Her Garden

(Donald Hall and Jane Kenyon, American poets)

When they first met, Donald Hall was a published poet and a tenured professor and Jane Kenyon a college student. They were twenty years apart in age. After they married, they moved to Hall’s Eagle Pond Farm in New Hampshire, where they lived a quiet and happy life together. In their early days there, Hall said, “we worked on our poems, often in the same room . . . at close quarters because we had no heat except for the single woodstove, Jane and I occupying chairs on either side.”

And they helped and inspired each other in their work. “Boundaries helped. We belonged to different generations. Her first book of poems came out as I published my fifth. I could have been an inhibitor as easily as I was an encourager — if she had not been brave and stubborn.”

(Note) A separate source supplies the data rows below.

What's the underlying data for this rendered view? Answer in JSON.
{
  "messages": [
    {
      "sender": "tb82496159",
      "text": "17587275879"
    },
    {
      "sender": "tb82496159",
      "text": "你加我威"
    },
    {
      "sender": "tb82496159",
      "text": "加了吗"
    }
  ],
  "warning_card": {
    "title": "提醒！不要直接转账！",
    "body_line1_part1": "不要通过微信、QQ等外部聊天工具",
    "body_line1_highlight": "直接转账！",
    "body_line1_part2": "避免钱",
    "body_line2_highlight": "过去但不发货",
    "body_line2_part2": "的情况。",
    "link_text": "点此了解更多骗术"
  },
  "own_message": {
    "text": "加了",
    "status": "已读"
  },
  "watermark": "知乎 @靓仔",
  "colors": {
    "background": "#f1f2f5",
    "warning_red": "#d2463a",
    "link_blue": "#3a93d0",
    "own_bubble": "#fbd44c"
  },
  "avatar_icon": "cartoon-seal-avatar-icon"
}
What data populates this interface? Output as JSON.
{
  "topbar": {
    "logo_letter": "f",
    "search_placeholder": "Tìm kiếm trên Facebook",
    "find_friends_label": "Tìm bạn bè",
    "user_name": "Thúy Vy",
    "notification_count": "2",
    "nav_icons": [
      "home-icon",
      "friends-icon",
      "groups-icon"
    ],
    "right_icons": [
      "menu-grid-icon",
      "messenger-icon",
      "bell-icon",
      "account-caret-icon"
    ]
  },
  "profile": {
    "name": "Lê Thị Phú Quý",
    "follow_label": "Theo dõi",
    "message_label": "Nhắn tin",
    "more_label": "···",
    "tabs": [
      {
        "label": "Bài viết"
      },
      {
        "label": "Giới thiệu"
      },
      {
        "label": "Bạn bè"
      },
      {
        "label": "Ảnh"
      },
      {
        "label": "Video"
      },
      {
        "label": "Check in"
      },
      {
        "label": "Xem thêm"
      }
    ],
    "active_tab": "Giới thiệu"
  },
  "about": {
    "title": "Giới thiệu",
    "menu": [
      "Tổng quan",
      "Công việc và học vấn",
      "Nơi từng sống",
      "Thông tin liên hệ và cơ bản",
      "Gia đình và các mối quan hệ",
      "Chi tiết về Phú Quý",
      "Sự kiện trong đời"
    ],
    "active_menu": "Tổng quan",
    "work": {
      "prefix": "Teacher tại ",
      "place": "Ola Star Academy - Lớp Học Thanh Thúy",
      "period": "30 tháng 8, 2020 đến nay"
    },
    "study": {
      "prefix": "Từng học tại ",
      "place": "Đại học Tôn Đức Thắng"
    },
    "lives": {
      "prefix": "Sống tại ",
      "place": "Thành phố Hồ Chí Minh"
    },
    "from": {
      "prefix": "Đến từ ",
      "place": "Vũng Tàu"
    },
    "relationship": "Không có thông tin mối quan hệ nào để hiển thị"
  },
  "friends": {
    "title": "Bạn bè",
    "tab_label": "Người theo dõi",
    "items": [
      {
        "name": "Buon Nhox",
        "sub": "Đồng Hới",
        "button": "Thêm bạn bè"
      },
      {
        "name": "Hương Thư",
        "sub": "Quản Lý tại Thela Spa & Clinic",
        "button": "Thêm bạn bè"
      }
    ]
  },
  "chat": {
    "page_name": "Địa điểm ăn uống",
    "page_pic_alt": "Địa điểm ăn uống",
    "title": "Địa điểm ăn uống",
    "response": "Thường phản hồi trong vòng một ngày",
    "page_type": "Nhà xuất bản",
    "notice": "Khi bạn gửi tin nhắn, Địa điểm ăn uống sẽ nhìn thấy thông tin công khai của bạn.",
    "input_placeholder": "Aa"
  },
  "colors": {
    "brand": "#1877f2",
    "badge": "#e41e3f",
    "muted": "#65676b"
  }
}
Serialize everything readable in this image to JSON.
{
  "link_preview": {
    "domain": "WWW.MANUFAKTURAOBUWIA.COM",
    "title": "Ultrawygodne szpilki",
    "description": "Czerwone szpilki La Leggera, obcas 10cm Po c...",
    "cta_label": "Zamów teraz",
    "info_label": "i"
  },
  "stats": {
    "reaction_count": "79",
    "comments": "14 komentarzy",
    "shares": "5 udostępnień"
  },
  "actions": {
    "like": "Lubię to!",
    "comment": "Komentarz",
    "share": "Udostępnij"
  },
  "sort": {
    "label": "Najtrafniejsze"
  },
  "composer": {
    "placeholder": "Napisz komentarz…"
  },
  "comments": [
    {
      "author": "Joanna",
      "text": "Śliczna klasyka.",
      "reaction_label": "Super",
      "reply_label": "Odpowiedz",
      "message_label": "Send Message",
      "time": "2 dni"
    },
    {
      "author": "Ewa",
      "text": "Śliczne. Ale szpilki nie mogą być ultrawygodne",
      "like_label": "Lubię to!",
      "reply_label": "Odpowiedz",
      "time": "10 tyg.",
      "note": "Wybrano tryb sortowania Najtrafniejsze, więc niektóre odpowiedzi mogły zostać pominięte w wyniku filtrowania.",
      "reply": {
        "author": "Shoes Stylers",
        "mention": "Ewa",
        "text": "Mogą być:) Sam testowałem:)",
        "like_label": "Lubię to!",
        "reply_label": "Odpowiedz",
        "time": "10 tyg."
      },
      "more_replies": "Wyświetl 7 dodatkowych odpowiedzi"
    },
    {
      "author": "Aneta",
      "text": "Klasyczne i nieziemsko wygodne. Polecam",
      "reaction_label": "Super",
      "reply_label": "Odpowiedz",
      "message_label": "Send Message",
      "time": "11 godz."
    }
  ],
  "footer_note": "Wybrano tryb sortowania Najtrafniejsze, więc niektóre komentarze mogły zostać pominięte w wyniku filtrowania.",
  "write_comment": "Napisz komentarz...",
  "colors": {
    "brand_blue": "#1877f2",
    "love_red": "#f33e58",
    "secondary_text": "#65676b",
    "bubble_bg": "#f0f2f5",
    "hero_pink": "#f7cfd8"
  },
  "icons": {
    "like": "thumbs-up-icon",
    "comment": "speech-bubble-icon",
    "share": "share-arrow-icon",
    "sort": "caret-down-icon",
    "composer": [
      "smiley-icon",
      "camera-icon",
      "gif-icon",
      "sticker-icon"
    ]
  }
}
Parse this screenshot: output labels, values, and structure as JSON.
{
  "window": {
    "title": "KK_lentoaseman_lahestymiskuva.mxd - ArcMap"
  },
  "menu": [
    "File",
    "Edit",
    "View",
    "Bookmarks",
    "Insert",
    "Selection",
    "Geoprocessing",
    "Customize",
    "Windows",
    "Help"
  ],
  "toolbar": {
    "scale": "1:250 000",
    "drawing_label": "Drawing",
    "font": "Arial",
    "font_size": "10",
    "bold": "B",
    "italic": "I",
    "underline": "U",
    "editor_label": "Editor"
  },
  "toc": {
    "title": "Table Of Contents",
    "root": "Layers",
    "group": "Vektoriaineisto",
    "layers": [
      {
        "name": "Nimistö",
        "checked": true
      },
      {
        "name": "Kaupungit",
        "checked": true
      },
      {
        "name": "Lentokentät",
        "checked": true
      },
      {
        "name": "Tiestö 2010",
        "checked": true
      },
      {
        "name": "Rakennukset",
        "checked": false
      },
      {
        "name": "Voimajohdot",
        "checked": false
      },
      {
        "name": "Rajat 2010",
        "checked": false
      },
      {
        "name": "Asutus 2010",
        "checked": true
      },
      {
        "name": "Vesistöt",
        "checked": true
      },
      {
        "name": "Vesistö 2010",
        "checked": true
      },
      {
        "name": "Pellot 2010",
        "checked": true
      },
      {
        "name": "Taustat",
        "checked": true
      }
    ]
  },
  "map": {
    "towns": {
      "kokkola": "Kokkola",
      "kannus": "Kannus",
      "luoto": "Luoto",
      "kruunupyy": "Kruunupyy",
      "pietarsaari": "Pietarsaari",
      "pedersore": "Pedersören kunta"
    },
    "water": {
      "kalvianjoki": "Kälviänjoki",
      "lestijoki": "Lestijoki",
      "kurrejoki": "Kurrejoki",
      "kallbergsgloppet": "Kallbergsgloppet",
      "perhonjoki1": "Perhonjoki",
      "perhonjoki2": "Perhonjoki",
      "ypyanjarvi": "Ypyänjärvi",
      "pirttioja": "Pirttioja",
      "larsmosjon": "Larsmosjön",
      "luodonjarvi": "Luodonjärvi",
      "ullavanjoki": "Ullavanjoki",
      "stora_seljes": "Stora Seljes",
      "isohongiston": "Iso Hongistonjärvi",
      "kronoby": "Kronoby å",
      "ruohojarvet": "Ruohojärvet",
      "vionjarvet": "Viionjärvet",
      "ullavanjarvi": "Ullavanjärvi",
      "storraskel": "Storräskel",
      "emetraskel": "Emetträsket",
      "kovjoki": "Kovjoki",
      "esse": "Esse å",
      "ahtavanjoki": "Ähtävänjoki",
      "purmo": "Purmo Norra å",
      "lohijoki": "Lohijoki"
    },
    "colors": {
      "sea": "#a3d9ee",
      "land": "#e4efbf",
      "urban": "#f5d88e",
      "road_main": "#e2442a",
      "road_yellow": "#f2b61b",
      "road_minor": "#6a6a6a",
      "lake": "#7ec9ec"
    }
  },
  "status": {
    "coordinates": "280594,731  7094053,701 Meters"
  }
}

Then Kenyon was diagnosed with leukemia. As Hall helped her through the year-and-a-half of her fatal illness, he also wrote powerful lamentations.

Kenyon died in 1995, at the age of 47.

“After Jane died,” Hall said in an interview in 2006 following his appointment as U. S. Poet Laureate, “I wrote many poems of grief. For the first year, I wrote her letters. Later I wrote some poems in rhyme and meter. I had written poems in rhyme and meter when I was young, but most of my life I’ve written varieties of free verse. . . . I know whose poetry in particular was behind these poems, Thomas Hardy, who had a first marriage which ended in his wife’s death, whose marriage was very dissimilar to Jane’s and mine, but he wrote genuine and deeply moving poems of grief.”


I let her garden go.
let it go, let it go
How can I watch the hummingbird
Hover to sip
With its beak’s tip
The purple bee balm — whirring as we heard
It years ago?

The weeds rise rank and thick
let it go, let it go
Where annuals grew and burdock grows,
Where standing she
At once could see
The peony, the lily, and the rose
Rise over brick

She’d laid in patterns. Moss
let it go, let it go
Turns the bricks green, softening them
By the gray rocks
Where hollyhocks
That lofted while she lived, stem by tall stem,
Blossom with loss.

~ Donald Hall, born in 1928, American poet and essayist


Tabatha said...

What a poignant story. It's wonderful that they could make it work, being supportive and non-competitive. The connection to Thomas Hardy is interesting, too.

jama said...

Beautiful poem. Loved learning more about them :).